§ Stored dataset items:
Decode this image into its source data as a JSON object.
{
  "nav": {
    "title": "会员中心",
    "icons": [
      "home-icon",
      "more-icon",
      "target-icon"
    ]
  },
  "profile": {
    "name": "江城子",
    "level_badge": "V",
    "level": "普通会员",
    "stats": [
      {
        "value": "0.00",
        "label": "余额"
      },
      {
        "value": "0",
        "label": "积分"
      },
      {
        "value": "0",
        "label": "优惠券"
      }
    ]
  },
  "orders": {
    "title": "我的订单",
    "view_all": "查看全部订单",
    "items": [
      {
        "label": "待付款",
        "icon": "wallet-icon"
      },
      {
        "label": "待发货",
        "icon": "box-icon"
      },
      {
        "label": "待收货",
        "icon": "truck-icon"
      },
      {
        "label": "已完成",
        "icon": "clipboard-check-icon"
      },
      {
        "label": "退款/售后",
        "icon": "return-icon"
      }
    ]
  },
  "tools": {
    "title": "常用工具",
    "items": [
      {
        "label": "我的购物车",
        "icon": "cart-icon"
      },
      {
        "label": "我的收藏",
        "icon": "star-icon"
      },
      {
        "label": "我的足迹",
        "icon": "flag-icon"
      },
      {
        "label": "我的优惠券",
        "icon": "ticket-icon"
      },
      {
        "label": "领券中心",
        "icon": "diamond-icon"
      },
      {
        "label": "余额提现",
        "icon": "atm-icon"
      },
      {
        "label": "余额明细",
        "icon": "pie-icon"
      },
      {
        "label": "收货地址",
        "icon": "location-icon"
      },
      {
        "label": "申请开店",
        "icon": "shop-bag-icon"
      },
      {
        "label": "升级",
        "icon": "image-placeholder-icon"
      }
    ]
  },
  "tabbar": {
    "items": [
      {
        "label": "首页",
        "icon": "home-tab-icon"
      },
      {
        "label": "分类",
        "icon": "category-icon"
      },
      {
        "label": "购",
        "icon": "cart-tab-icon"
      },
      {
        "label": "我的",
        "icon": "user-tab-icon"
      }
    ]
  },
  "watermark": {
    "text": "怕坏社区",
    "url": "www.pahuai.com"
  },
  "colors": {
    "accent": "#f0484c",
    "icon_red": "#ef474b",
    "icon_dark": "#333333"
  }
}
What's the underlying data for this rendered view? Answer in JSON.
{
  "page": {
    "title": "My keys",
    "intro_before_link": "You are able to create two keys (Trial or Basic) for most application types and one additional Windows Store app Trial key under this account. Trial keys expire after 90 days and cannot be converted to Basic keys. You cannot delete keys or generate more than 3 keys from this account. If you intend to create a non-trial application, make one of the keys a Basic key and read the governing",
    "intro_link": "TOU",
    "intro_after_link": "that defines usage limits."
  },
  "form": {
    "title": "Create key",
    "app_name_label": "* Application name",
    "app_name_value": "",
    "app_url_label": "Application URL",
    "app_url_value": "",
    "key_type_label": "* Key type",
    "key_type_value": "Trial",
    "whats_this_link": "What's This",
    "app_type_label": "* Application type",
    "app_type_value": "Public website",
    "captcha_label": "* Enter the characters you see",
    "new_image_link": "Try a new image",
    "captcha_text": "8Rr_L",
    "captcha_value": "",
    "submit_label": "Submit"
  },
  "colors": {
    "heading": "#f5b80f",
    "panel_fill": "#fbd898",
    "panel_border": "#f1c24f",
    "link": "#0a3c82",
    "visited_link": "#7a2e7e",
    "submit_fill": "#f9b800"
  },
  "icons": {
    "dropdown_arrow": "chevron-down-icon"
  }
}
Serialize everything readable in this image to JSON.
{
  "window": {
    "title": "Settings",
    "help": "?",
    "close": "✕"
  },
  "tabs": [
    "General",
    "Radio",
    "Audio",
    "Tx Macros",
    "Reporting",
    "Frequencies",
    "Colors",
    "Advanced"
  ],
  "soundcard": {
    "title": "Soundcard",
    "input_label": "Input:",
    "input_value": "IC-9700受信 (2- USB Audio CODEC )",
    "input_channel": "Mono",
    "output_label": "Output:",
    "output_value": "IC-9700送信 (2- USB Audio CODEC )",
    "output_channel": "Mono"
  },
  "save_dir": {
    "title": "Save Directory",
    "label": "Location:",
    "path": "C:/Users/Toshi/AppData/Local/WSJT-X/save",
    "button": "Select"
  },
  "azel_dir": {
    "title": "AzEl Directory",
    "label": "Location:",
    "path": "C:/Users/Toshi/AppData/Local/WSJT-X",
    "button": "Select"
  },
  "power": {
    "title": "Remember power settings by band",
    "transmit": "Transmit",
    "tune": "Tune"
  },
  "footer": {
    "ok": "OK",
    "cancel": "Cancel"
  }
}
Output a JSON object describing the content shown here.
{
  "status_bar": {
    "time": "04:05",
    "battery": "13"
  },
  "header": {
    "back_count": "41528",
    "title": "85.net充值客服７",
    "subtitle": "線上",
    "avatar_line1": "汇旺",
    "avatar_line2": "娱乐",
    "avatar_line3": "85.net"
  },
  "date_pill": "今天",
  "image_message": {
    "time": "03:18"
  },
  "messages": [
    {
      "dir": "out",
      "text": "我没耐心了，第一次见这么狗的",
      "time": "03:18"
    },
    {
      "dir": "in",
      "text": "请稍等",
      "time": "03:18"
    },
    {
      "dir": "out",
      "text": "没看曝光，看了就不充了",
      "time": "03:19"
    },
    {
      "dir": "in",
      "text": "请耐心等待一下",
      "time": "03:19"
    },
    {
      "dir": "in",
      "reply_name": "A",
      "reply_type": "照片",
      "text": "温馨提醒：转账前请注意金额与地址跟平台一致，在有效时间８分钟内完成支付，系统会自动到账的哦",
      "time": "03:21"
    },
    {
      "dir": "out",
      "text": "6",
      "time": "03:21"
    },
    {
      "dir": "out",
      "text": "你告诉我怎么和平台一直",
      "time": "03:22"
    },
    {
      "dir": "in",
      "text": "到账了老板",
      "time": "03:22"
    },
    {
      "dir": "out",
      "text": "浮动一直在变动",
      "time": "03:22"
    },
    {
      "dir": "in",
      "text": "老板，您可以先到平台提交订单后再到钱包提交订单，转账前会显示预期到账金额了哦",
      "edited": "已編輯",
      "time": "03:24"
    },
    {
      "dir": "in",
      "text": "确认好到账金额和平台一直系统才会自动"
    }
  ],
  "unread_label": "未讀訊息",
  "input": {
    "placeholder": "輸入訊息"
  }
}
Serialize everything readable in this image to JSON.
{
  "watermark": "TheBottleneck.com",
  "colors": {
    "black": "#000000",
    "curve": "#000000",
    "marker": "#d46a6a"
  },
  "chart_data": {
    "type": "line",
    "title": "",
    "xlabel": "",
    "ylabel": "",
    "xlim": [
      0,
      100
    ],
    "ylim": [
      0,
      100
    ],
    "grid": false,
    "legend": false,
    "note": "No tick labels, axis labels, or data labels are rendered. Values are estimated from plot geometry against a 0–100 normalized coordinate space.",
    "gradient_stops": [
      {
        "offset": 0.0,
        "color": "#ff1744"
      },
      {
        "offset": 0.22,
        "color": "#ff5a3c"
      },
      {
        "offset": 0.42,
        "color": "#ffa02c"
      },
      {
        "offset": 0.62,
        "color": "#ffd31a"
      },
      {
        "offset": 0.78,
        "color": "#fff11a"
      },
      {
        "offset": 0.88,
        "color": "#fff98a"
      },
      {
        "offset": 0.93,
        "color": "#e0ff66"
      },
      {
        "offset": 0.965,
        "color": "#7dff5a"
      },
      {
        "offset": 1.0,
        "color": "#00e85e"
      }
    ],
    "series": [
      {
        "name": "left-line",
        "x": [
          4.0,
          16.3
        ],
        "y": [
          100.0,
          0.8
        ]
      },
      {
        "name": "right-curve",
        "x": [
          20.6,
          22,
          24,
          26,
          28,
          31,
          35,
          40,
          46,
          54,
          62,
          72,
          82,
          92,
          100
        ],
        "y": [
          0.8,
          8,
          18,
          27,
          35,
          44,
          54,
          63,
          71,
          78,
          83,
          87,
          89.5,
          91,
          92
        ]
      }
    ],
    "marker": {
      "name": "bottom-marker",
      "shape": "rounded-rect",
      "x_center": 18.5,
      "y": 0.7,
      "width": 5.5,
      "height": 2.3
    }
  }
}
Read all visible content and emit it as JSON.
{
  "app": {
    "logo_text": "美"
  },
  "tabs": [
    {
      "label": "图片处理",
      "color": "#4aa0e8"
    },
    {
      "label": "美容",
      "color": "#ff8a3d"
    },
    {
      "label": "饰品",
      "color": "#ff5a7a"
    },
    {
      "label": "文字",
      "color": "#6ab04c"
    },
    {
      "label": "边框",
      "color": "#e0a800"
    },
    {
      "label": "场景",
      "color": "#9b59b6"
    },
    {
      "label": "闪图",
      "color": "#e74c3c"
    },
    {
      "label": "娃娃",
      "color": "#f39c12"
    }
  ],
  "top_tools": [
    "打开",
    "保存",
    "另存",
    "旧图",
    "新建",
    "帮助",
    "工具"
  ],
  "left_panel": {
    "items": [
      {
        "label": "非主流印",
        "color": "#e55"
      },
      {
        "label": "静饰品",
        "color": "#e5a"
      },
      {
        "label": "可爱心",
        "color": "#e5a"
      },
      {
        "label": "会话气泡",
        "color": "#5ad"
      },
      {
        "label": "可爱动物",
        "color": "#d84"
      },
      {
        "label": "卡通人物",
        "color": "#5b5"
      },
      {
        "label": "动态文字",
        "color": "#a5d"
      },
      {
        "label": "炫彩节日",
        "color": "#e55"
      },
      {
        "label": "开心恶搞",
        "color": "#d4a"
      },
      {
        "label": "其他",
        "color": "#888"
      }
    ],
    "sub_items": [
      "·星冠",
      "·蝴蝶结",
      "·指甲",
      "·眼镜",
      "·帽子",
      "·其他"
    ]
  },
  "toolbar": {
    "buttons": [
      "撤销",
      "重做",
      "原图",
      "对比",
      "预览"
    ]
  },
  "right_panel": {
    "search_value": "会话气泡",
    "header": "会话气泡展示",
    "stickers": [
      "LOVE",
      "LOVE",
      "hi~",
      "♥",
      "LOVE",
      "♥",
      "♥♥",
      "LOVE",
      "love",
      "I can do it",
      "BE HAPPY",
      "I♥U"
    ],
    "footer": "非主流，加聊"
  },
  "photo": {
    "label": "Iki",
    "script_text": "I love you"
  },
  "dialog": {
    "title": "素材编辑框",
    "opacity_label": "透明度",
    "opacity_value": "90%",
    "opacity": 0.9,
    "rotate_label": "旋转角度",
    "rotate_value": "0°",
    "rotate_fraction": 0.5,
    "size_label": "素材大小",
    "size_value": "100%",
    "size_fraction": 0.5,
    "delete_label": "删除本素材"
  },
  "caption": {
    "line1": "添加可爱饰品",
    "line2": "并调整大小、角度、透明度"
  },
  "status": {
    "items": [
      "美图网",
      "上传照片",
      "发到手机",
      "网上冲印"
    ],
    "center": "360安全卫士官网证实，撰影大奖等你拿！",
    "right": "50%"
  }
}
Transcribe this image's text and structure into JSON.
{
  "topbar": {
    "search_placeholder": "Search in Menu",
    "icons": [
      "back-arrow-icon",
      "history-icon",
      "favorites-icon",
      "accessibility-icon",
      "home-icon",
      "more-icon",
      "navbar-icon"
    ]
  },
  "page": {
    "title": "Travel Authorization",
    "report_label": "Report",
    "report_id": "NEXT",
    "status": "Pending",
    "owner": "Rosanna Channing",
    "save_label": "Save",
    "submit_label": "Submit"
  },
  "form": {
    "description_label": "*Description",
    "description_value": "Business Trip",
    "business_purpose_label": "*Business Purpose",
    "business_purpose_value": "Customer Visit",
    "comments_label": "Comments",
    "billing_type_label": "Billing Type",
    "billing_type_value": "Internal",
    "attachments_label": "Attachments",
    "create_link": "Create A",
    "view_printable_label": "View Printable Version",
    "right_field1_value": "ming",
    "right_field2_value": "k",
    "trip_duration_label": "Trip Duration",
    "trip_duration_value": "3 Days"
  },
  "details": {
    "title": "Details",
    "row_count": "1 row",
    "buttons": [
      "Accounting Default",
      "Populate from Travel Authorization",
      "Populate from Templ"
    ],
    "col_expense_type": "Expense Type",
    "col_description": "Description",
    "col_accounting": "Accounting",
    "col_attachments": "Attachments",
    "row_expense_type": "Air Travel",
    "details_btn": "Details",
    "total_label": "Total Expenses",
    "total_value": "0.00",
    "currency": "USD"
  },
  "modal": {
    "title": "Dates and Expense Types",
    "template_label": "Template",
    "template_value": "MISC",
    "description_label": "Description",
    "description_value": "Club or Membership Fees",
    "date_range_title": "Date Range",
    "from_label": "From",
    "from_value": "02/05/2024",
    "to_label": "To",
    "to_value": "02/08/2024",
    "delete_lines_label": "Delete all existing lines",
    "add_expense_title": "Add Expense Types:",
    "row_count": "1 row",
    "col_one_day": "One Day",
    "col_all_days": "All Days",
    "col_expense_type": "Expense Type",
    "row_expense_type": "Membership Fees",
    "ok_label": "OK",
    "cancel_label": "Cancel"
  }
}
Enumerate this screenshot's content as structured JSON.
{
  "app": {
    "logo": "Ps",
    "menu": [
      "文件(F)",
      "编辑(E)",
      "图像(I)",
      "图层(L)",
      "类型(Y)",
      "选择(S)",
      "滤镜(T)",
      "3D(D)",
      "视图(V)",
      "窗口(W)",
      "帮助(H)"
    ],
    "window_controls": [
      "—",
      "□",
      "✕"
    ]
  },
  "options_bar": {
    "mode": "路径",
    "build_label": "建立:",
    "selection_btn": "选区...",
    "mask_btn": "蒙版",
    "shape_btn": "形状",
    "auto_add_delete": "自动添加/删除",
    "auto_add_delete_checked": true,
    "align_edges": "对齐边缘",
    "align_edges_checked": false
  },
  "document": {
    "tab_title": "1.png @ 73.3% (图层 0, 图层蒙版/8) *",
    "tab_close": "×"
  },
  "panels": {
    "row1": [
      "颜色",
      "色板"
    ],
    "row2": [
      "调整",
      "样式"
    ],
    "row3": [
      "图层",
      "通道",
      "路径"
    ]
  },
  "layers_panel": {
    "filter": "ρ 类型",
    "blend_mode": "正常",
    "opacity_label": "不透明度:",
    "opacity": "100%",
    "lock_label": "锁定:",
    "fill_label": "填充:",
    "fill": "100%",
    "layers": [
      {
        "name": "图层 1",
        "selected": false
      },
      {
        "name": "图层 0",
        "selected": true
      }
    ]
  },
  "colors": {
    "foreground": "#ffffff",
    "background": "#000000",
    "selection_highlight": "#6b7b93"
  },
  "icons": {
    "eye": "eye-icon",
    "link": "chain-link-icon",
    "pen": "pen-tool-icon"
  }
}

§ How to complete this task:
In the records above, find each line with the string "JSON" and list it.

§ Exercise answer:
Decode this image into its source data as a JSON object.
What's the underlying data for this rendered view? Answer in JSON.
Serialize everything readable in this image to JSON.
Output a JSON object describing the content shown here.
Serialize everything readable in this image to JSON.
Read all visible content and emit it as JSON.
Transcribe this image's text and structure into JSON.
Enumerate this screenshot's content as structured JSON.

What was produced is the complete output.